The kids took ridiculously long naps every day which meant that, we too, got in some much needed rest midday. These are so routine for our kiddos at home that we never had a problem getting them to sleep in the tent during the middle of the day. One key thing we do is play white noise on our cellphones. Both kids sleep with a sound machine at home, so hearing that noise is a good cue for them that it’s time to sleep.
For me, I struggle to sleep when it’s so noisy so I wear headphones with either quiet music or a well-known audiobook playing (like Harry Potter or Anne of Green Gables). Having a couple new audiobooks to keep me company during naptime was great too! We don’t feel comfortable leaving Rowan alone in the tent so a parent always has to be with her. I, personally, can’t sleep for 2-3 hours midday so after my brief siesta it’s nice to have something to occupy me.
Every time we’ve done a BWCA trip we have basecamped and set forth on day trips. This time around was no different except one of the day trips we did was a short paddle to a hiking trail! The Palisades Trail is a half mile scramble to the top of one of three palisades on the lake that affords sweeping, breathtaking views of the area (we’ve included a map of the trail at the end of this post).

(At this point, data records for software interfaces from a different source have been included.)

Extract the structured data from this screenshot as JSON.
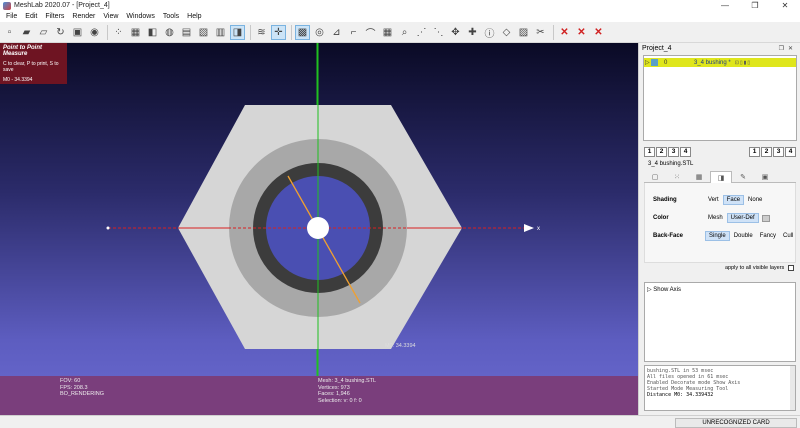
{
  "window": {
    "title": "MeshLab 2020.07 - [Project_4]",
    "controls": [
      "—",
      "❐",
      "✕"
    ]
  },
  "menu": [
    "File",
    "Edit",
    "Filters",
    "Render",
    "View",
    "Windows",
    "Tools",
    "Help"
  ],
  "measure_panel": {
    "title": "Point to Point Measure",
    "hint": "C to clear, P to print, S to save",
    "result": "M0 - 34.3394"
  },
  "viewport": {
    "distance_label": "M0: 34.3394",
    "axis_label": "x",
    "info_left": [
      "FOV: 60",
      "FPS:   208.3",
      "BO_RENDERING"
    ],
    "info_right": [
      "Mesh: 3_4 bushing.STL",
      "Vertices: 973",
      "Faces: 1,946",
      "Selection: v: 0 f: 0"
    ]
  },
  "right_panel": {
    "project_title": "Project_4",
    "layer": {
      "id": "0",
      "name": "3_4 bushing *"
    },
    "num_buttons_left": [
      "1",
      "2",
      "3",
      "4"
    ],
    "num_buttons_right": [
      "1",
      "2",
      "3",
      "4"
    ],
    "mesh_name": "3_4 bushing.STL",
    "shading": {
      "label": "Shading",
      "options": [
        "Vert",
        "Face",
        "None"
      ],
      "selected": "Face"
    },
    "color": {
      "label": "Color",
      "options": [
        "Mesh",
        "User-Def"
      ],
      "selected": "User-Def"
    },
    "backface": {
      "label": "Back-Face",
      "options": [
        "Single",
        "Double",
        "Fancy",
        "Cull"
      ],
      "selected": "Single"
    },
    "apply_label": "apply to all visible layers",
    "decorators": [
      "Show Axis"
    ],
    "log": [
      "bushing.STL in 53 msec",
      "All files opened in 61 msec",
      "Enabled Decorate mode Show Axis",
      "Started Mode Measuring Tool",
      "Distance M0: 34.339432"
    ]
  },
  "status": {
    "card": "UNRECOGNIZED CARD"
  },
  "colors": {
    "measure_panel_bg": "#6e1422",
    "info_band": "#7a3e7c",
    "layer_highlight": "#dfe61c",
    "x_axis": "#d82020",
    "y_axis": "#20c020",
    "measure_line": "#f0a030"
  }
}
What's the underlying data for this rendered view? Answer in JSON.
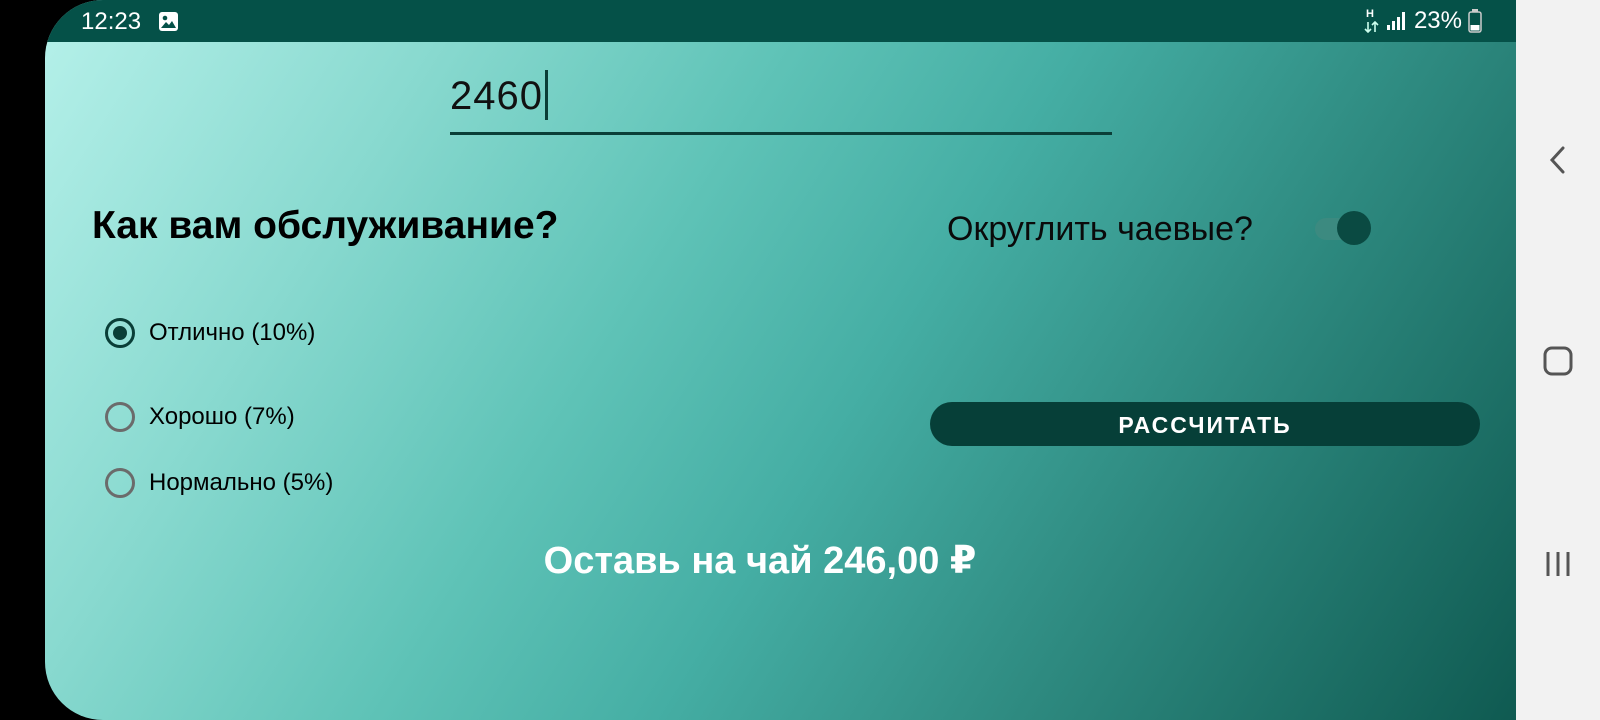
{
  "status_bar": {
    "time": "12:23",
    "network": "H",
    "battery": "23%",
    "icons": [
      "gallery-icon",
      "data-transfer-icon",
      "signal-icon",
      "battery-icon"
    ]
  },
  "amount": {
    "value": "2460"
  },
  "service": {
    "question": "Как вам обслуживание?",
    "options": [
      {
        "label": "Отлично (10%)",
        "checked": true
      },
      {
        "label": "Хорошо (7%)",
        "checked": false
      },
      {
        "label": "Нормально (5%)",
        "checked": false
      }
    ]
  },
  "round_tip": {
    "label": "Округлить чаевые?",
    "on": true
  },
  "calculate": {
    "label": "РАССЧИТАТЬ"
  },
  "result": {
    "text": "Оставь на чай 246,00 ₽"
  },
  "nav_bar": {
    "buttons": [
      "back-icon",
      "home-icon",
      "recents-icon"
    ]
  },
  "colors": {
    "status_bar_bg": "#055148",
    "accent": "#063f38",
    "gradient_start": "#b6f1ea",
    "gradient_end": "#0f5a51"
  }
}
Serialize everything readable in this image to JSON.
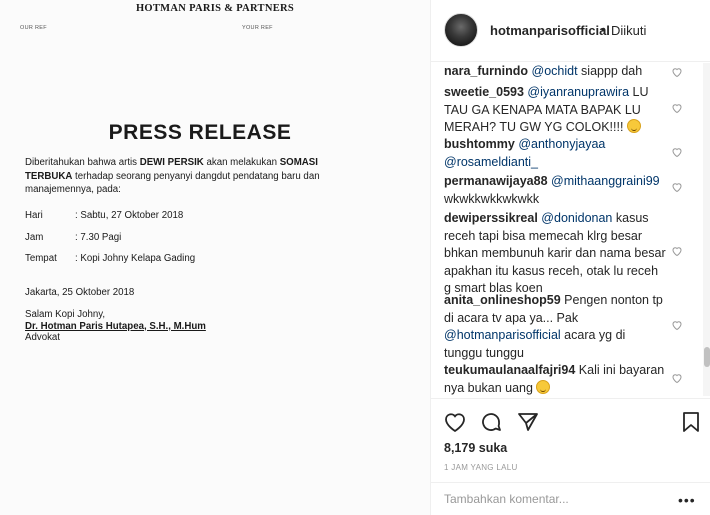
{
  "letter": {
    "letterhead": "HOTMAN PARIS & PARTNERS",
    "our_ref": "OUR REF",
    "your_ref": "YOUR REF",
    "title": "PRESS RELEASE",
    "body_1": "Diberitahukan bahwa artis ",
    "body_name": "DEWI PERSIK",
    "body_2": " akan melakukan ",
    "body_somasi_1": "SOMASI",
    "body_somasi_2": "TERBUKA",
    "body_3": " terhadap seorang penyanyi dangdut pendatang baru dan manajemennya, pada:",
    "rows": [
      {
        "label": "Hari",
        "value": ": Sabtu, 27 Oktober 2018"
      },
      {
        "label": "Jam",
        "value": ": 7.30 Pagi"
      },
      {
        "label": "Tempat",
        "value": ": Kopi Johny Kelapa Gading"
      }
    ],
    "place_date": "Jakarta, 25 Oktober 2018",
    "greeting": "Salam Kopi Johny,",
    "signatory": "Dr. Hotman Paris Hutapea, S.H., M.Hum",
    "role": "Advokat"
  },
  "header": {
    "username": "hotmanparisofficial",
    "separator": "•",
    "follow_status": "Diikuti"
  },
  "comments": [
    {
      "user": "nara_furnindo",
      "mention": "@ochidt",
      "text": " siappp dah"
    },
    {
      "user": "sweetie_0593",
      "mention": "@iyanranuprawira",
      "text": " LU TAU GA KENAPA MATA BAPAK LU MERAH? TU GW YG COLOK!!!! ",
      "emoji": "grin-emoji"
    },
    {
      "user": "bushtommy",
      "mention": "@anthonyjayaa",
      "mention2": "@rosameldianti_",
      "text": ""
    },
    {
      "user": "permanawijaya88",
      "mention": "@mithaanggraini99",
      "text": " wkwkkwkkwkwkk"
    },
    {
      "user": "dewiperssikreal",
      "mention": "@donidonan",
      "text": " kasus receh tapi bisa memecah klrg besar bhkan membunuh karir dan nama besar apakhan itu kasus receh, otak lu receh g smart blas koen"
    },
    {
      "user": "anita_onlineshop59",
      "text": " Pengen nonton tp di acara tv apa ya... Pak ",
      "mention_after": "@hotmanparisofficial",
      "text_after": " acara yg di tunggu tunggu"
    },
    {
      "user": "teukumaulanaalfajri94",
      "text": " Kali ini bayaran nya bukan uang ",
      "emoji": "grin-emoji"
    }
  ],
  "likes": "8,179 suka",
  "timestamp": "1 JAM YANG LALU",
  "comment_box": {
    "placeholder": "Tambahkan komentar...",
    "more": "•••"
  },
  "colors": {
    "mention": "#003569",
    "text": "#262626",
    "muted": "#999999"
  }
}
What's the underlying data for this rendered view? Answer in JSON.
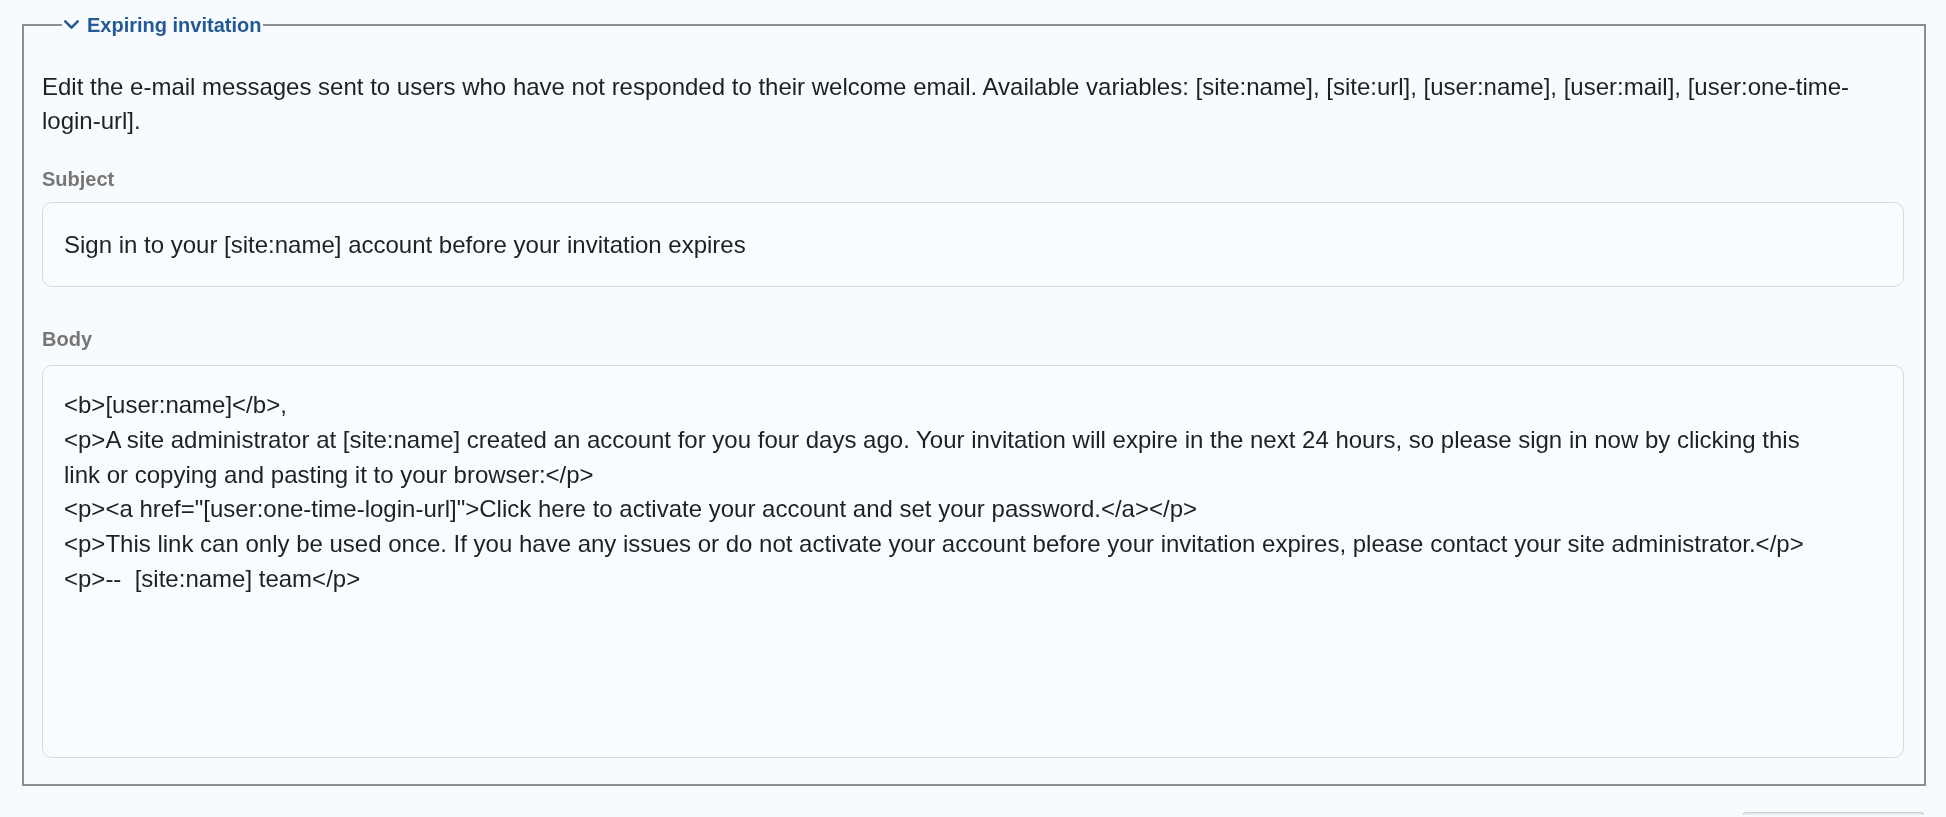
{
  "fieldset": {
    "legend": "Expiring invitation",
    "expanded": true,
    "description": "Edit the e-mail messages sent to users who have not responded to their welcome email. Available variables: [site:name], [site:url], [user:name], [user:mail], [user:one-time-login-url].",
    "fields": [
      {
        "kind": "input",
        "label": "Subject",
        "value": "Sign in to your [site:name] account before your invitation expires"
      },
      {
        "kind": "textarea",
        "label": "Body",
        "value": "<b>[user:name]</b>,\n<p>A site administrator at [site:name] created an account for you four days ago. Your invitation will expire in the next 24 hours, so please sign in now by clicking this link or copying and pasting it to your browser:</p>\n<p><a href=\"[user:one-time-login-url]\">Click here to activate your account and set your password.</a></p>\n<p>This link can only be used once. If you have any issues or do not activate your account before your invitation expires, please contact your site administrator.</p>\n<p>--  [site:name] team</p>"
      }
    ]
  }
}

It is totally worth the effort of not only finding the trailhead (which is harder than it should be) but also the rocky, tree-filled, trail that takes explorers to the top.
Jack was insistent on walking the whole thing by himself despite a scary fall and tricky footing. He did it! On the way down he got pretty stressed out and asked for a time out to collect himself. After that he was, once again, happy as a clam and ready and willing to ask for help when he needed it.
Every trip there are always a few pieces of gear that stick out as the hot topic of a trip. We sit around, marveling at this piece of camping ingenuity and thanking our lucky stars that we have it along on the trip. This trip, it was our new Platypus Gravityworks water filter. On our last trip we had an old handpump MSR ceramic filter that works great but takes tons of effort. With 6 people in camp and lots of fresh, clean water being needed, having this thing was so wonderful and easy. We kept imagining how much time would’ve been wasted filtering with our old one had we not had the foresight to make our lives waaaayyy easier with this beauty!
Having our breathable Lillebaby soft structured carrier along was great for having Rowan in around camp when nobody was available to sit with her. It was also great for the two day hikes we did while there.
The Final Day
Our last moments in the BWCA are generally tantrum filled, as Jack screams and cries as clean clothes are forced on his dirt-encrusted body while his beloved “new” (canoe) is tied to the roof of our truck. It’s a time of sadness as another adventure comes to an end. It’s a time of joy that we all made it out safely. It’s a time of realizing just how seriously bad we all smell. And it’s a time for celebration. Before leaving home I froze bottles of water and gatorade and hid them as a surprise treat under the backseat of our truck for all to enjoy as we reveled in the success of our trip.
This was by far our greatest trip to date in the BWCA and we can’t wait to glide our canoe through this pristine area next month. This trip gave me a boost in confidence as we prepare to set forth on what is to be the longest most difficult trek we’ve ever embarked on.